  181. Interleukin-12 administered in vivo decreases human NK cell cytotoxicity and antibody-dependent cellular cytotoxicity to human immunodeficiency virus-infected cells.
  182. Off-label drug use in human immunodeficiency virus disease.
  183. Cost and Outcome of Intensive Care for Patients with AIDS, Pneumocystis carinii Pneumonia, and Severe Respiratory Failure.
  184. Cost and outcome of intensive care for patients with AIDS, Pneumocystis carinii pneumonia, and severe respiratory failure.
  185. Continuous low-dose interferon-alpha therapy for HIV-related immune thrombocytopenic purpura.
  186. Determinants of HIV disease progression among homosexual men registered in the Tricontinental Seroconverter Study.
  187. Association between anti-human immunodeficiency virus type 1 (HIV-1) antibody-dependent cellular cytotoxicity antibody titers at birth and vertical transmission of HIV-1.
  188. Changes in AIDS survival time in two San Francisco cohorts of homosexual men, 1983 to 1993.
  189. Central venous catheter infections in AIDS patients receiving treatment for cytomegalovirus disease.
  190. Screening of blood donors for idiopathic CD4+ T-lymphocytopenia.
  191. Antibodies to epitopes of herpes simplex virus type 1 glycoprotein B (gB) in human sera: analysis of functional gB epitopes defined by inhibition of murine monoclonal antibodies.
  192. Differences in time from HIV seroconversion to CD4+ lymphocyte end-points and AIDS in cohorts of homosexual men.
  193. Randomized, placebo-controlled trial of rifampin, ethambutol, and ciprofloxacin for AIDS patients with disseminated Mycobacterium avium complex infection.

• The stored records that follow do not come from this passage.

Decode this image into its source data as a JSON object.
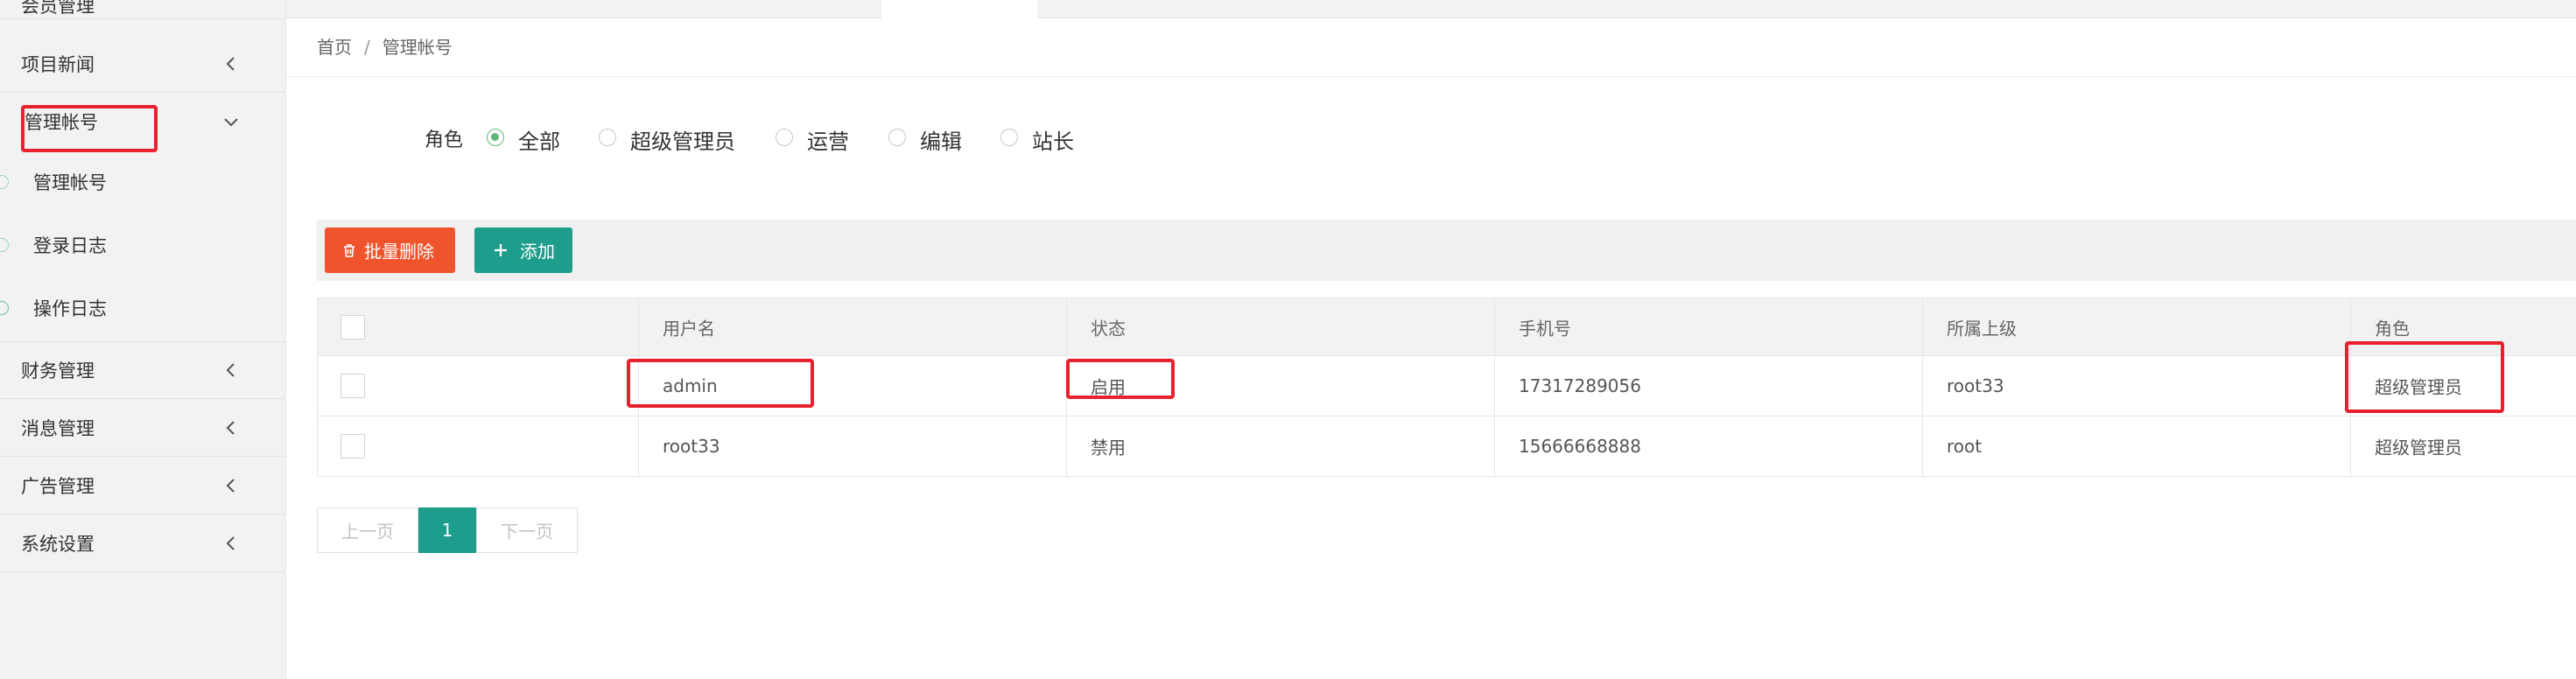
{
  "sidebar": {
    "items": [
      {
        "label": "会员管理",
        "expanded": false
      },
      {
        "label": "项目新闻",
        "expanded": false
      },
      {
        "label": "管理帐号",
        "expanded": true
      },
      {
        "label": "财务管理",
        "expanded": false
      },
      {
        "label": "消息管理",
        "expanded": false
      },
      {
        "label": "广告管理",
        "expanded": false
      },
      {
        "label": "系统设置",
        "expanded": false
      }
    ],
    "sub_items": [
      {
        "label": "管理帐号"
      },
      {
        "label": "登录日志"
      },
      {
        "label": "操作日志"
      }
    ]
  },
  "breadcrumb": {
    "home": "首页",
    "separator": "/",
    "current": "管理帐号"
  },
  "filter": {
    "label": "角色",
    "options": [
      "全部",
      "超级管理员",
      "运营",
      "编辑",
      "站长"
    ],
    "selected": "全部"
  },
  "toolbar": {
    "delete_label": "批量删除",
    "add_label": "添加"
  },
  "table": {
    "columns": [
      "用户名",
      "状态",
      "手机号",
      "所属上级",
      "角色"
    ],
    "rows": [
      {
        "username": "admin",
        "status": "启用",
        "phone": "17317289056",
        "superior": "root33",
        "role": "超级管理员"
      },
      {
        "username": "root33",
        "status": "禁用",
        "phone": "15666668888",
        "superior": "root",
        "role": "超级管理员"
      }
    ]
  },
  "pagination": {
    "prev": "上一页",
    "current": "1",
    "next": "下一页"
  },
  "colors": {
    "accent": "#1e9d8c",
    "danger": "#f0542d",
    "radio_checked": "#5fb878",
    "annotation": "#e8212e"
  }
}
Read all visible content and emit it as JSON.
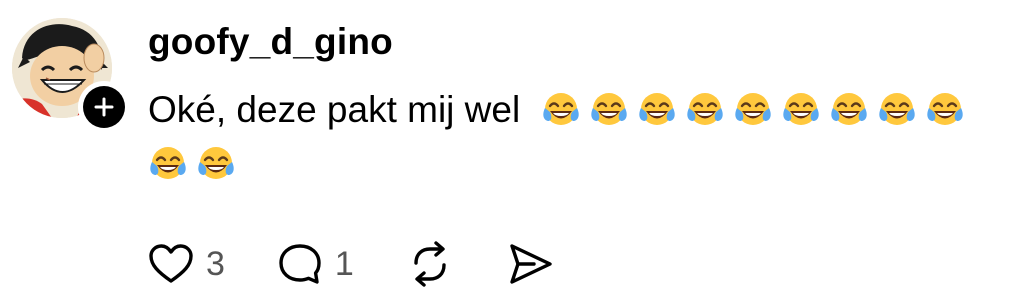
{
  "post": {
    "username": "goofy_d_gino",
    "text": "Oké, deze pakt mij wel",
    "emoji": {
      "name": "face-with-tears-of-joy",
      "row1_count": 9,
      "row2_count": 2
    }
  },
  "actions": {
    "likes": "3",
    "replies": "1"
  },
  "colors": {
    "text": "#000000",
    "muted": "#555555",
    "emoji_face": "#ffc83d",
    "emoji_tears": "#5aa9f0",
    "avatar_shirt": "#d8322a"
  },
  "icons": [
    "add-icon",
    "heart-icon",
    "comment-icon",
    "repost-icon",
    "share-icon"
  ]
}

  194. CD4+ T-lymphocytopenia without HIV infection.
  195. Comparison of risk factors for hepatitis C and hepatitis B virus infection in homosexual men.